- _WORK TO BE COMPLETED_
Look for "time" in the records and copy every line that has it.
MATERIAL FOR THIS EXERCISE Start Marker
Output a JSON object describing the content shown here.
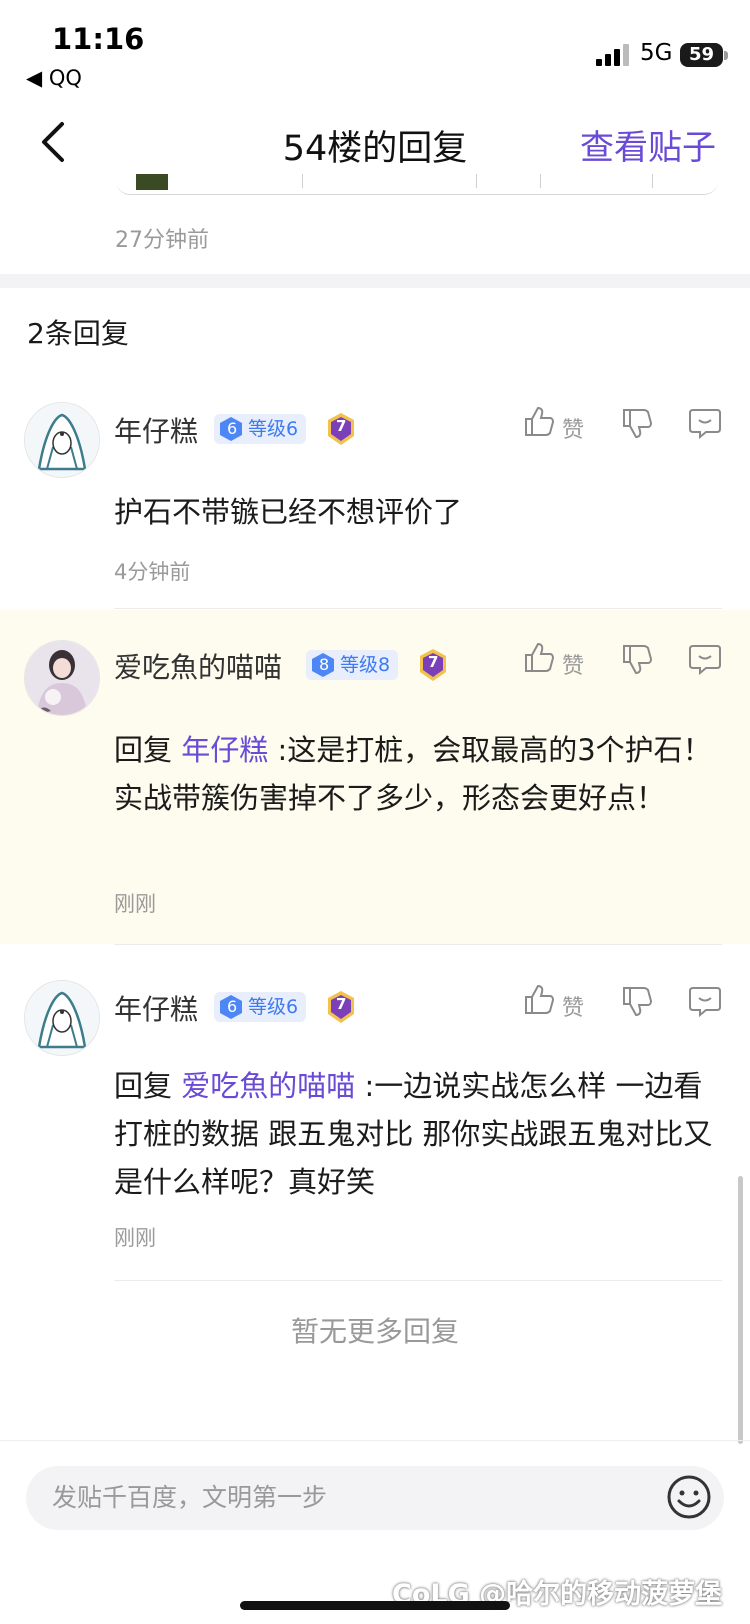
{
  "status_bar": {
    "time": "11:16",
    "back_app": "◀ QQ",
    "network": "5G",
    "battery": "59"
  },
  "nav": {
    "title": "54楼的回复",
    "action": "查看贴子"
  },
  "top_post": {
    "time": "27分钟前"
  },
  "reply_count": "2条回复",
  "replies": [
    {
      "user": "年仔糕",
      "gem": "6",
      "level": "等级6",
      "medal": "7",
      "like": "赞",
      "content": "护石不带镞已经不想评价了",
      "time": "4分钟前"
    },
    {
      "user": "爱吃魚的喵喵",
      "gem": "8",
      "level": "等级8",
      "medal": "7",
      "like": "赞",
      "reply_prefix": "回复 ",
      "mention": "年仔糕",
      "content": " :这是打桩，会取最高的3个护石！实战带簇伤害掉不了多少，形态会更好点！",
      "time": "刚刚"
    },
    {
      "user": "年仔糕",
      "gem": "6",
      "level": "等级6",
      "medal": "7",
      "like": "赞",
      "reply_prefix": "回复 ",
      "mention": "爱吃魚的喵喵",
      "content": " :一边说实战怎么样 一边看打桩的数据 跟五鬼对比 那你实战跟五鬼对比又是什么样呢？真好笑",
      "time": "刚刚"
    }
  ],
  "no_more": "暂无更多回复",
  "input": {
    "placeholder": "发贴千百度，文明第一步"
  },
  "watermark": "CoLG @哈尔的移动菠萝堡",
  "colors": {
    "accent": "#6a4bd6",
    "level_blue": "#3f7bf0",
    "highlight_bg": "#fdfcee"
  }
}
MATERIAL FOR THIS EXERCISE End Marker
- _RESPONSE AREA_
    "time": "11:16",
    "time": "27分钟前"
      "time": "4分钟前"
      "time": "刚刚"
      "time": "刚刚"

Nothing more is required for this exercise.